━━━ Information shown ━━━
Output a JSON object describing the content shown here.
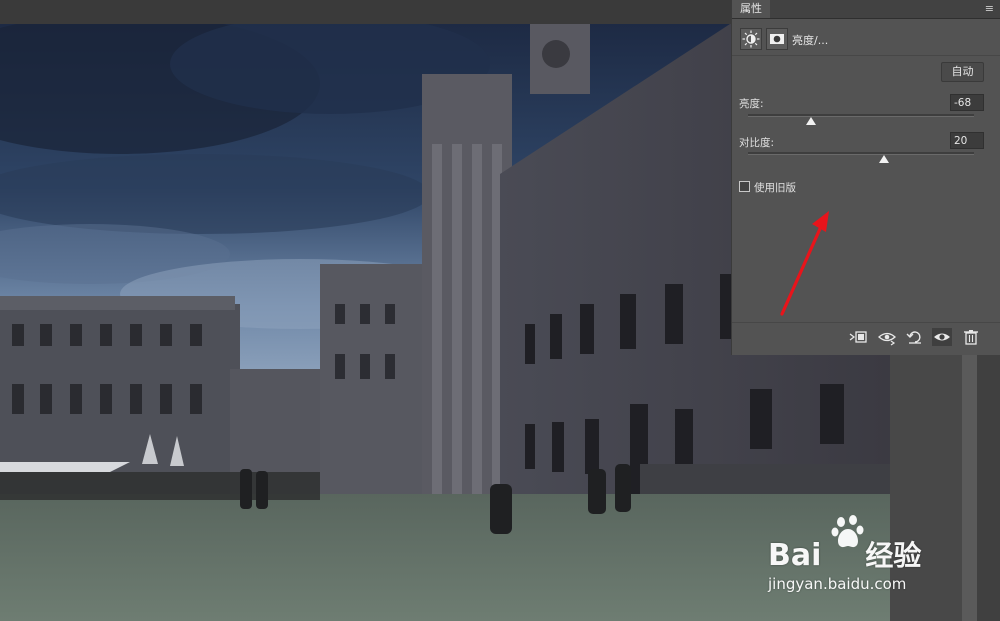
{
  "panel": {
    "tab_title": "属性",
    "menu_icon": "hamburger-menu-icon",
    "adjustment_type_label": "亮度/...",
    "auto_button_label": "自动",
    "brightness": {
      "label": "亮度:",
      "value": "-68",
      "slider_fraction": 0.28
    },
    "contrast": {
      "label": "对比度:",
      "value": "20",
      "slider_fraction": 0.6
    },
    "legacy": {
      "label": "使用旧版",
      "checked": false
    },
    "footer_icons": [
      "clip-to-layer-icon",
      "view-previous-state-icon",
      "reset-icon",
      "visibility-eye-icon",
      "delete-trash-icon"
    ]
  },
  "watermark": {
    "brand": "Bai",
    "brand_suffix": "经验",
    "url": "jingyan.baidu.com"
  },
  "annotation": {
    "arrow_color": "#e8141b"
  }
}
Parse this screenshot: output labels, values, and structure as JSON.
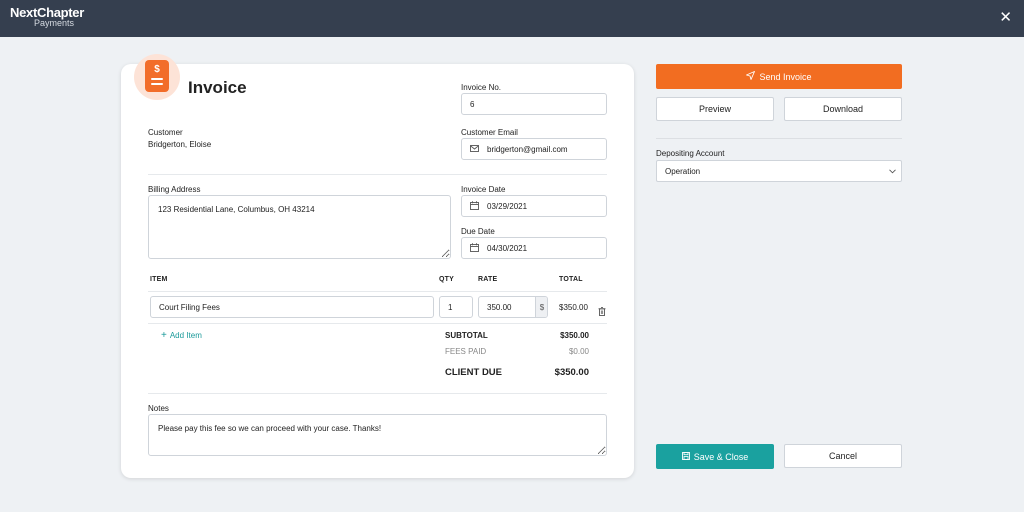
{
  "header": {
    "logo_main": "NextChapter",
    "logo_sub": "Payments",
    "close_glyph": "✕"
  },
  "invoice": {
    "title": "Invoice",
    "invoice_no_label": "Invoice No.",
    "invoice_no": "6",
    "customer_label": "Customer",
    "customer": "Bridgerton, Eloise",
    "email_label": "Customer Email",
    "email": "bridgerton@gmail.com",
    "billing_label": "Billing Address",
    "billing_address": "123 Residential Lane, Columbus, OH 43214",
    "invoice_date_label": "Invoice Date",
    "invoice_date": "03/29/2021",
    "due_date_label": "Due Date",
    "due_date": "04/30/2021"
  },
  "items": {
    "headers": {
      "item": "ITEM",
      "qty": "QTY",
      "rate": "RATE",
      "total": "TOTAL"
    },
    "rows": [
      {
        "item": "Court Filing Fees",
        "qty": "1",
        "rate": "350.00",
        "currency": "$",
        "total": "$350.00"
      }
    ],
    "add_item": "Add Item"
  },
  "summary": {
    "subtotal_label": "SUBTOTAL",
    "subtotal": "$350.00",
    "fees_paid_label": "FEES PAID",
    "fees_paid": "$0.00",
    "client_due_label": "CLIENT DUE",
    "client_due": "$350.00"
  },
  "notes": {
    "label": "Notes",
    "text": "Please pay this fee so we can proceed with your case. Thanks!"
  },
  "actions": {
    "send": "Send Invoice",
    "preview": "Preview",
    "download": "Download",
    "depositing_label": "Depositing Account",
    "depositing_value": "Operation",
    "save_close": "Save & Close",
    "cancel": "Cancel"
  },
  "colors": {
    "topbar": "#353f4f",
    "accent_orange": "#f26d21",
    "accent_teal": "#1aa19f",
    "page_bg": "#eef1f4"
  },
  "icons": [
    "receipt-icon",
    "mail-icon",
    "calendar-icon",
    "trash-icon",
    "plus-icon",
    "send-icon",
    "save-icon",
    "chevron-down-icon",
    "close-icon"
  ]
}
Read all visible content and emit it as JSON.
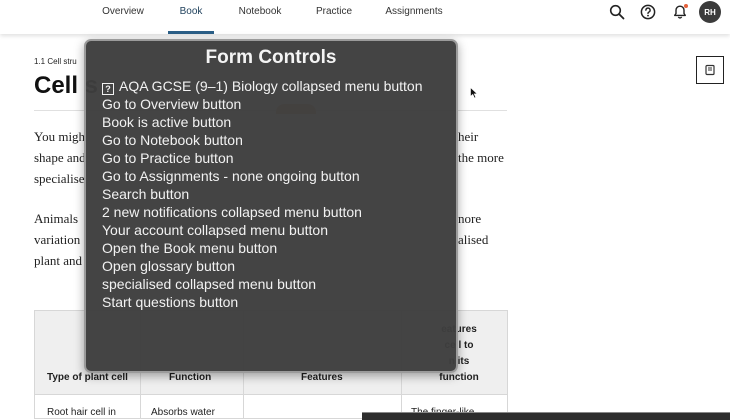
{
  "nav": {
    "tabs": [
      {
        "label": "Overview"
      },
      {
        "label": "Book"
      },
      {
        "label": "Notebook"
      },
      {
        "label": "Practice"
      },
      {
        "label": "Assignments"
      }
    ],
    "active_tab": "Book",
    "avatar_initials": "RH",
    "icons": [
      "search-icon",
      "help-icon",
      "bell-icon"
    ],
    "colors": {
      "active_tab": "#22435e",
      "underline": "#2b5f87",
      "notification": "#e5613b"
    }
  },
  "page": {
    "breadcrumb": "1.1 Cell stru",
    "title": "Cell s",
    "para1_left": [
      "You migh",
      "shape and",
      "specialise"
    ],
    "para1_right": [
      "heir",
      "the more"
    ],
    "para2_left": [
      "Animals",
      "variation",
      "plant and"
    ],
    "para2_right": [
      "nore",
      "alised"
    ]
  },
  "table": {
    "headers": [
      "Type of plant cell",
      "Function",
      "Features",
      "eatures\ncell to\nn its\nfunction"
    ],
    "row1": [
      "Root hair cell in",
      "Absorbs water",
      "The finger-like"
    ]
  },
  "overlay": {
    "title": "Form Controls",
    "items": [
      "AQA GCSE (9–1) Biology collapsed menu button",
      "Go to Overview button",
      "Book is active button",
      "Go to Notebook button",
      "Go to Practice button",
      "Go to Assignments - none ongoing button",
      "Search button",
      "2 new notifications collapsed menu button",
      "Your account collapsed menu button",
      "Open the Book menu button",
      "Open glossary button",
      "specialised collapsed menu button",
      "Start questions button"
    ],
    "first_item_icon": "question-box-icon",
    "qbox_glyph": "?"
  }
}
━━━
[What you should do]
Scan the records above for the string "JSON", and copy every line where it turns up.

[Exercise response]
Output a JSON object describing the content shown here.
Parse this screenshot: output labels, values, and structure as JSON.
Read all visible content and emit it as JSON.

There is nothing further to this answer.